_Task brief_:
Figure out how many lines in the records below hold the string "company". That number alone is the answer.

_Data records_:

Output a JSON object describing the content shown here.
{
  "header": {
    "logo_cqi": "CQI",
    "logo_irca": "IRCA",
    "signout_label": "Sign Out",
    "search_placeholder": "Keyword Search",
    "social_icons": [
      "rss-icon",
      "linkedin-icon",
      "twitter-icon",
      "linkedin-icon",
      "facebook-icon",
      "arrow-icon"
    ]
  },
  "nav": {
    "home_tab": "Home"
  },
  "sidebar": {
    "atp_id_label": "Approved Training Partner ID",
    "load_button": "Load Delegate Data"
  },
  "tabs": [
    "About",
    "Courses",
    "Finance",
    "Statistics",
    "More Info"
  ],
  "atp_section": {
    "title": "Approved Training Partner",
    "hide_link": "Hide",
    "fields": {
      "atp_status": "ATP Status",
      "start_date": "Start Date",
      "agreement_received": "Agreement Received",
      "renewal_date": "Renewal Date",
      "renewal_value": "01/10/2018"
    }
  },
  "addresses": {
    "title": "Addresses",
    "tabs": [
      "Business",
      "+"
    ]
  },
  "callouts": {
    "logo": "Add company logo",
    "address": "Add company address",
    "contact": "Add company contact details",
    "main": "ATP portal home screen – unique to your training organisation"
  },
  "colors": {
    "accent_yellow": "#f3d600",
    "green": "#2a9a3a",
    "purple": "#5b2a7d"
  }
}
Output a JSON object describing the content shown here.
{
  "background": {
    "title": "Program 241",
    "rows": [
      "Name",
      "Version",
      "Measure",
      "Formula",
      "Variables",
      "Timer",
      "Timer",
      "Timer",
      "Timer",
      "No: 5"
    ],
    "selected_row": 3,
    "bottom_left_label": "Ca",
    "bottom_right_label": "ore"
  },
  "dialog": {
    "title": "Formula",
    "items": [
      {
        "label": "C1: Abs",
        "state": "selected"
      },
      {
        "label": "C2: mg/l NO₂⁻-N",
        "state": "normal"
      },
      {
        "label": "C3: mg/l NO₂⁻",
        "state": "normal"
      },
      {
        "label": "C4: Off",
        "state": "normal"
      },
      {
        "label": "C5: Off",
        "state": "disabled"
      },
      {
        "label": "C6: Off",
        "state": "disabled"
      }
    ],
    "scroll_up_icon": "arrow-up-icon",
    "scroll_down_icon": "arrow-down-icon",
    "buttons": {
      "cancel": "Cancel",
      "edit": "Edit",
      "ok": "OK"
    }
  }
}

_Response_:
3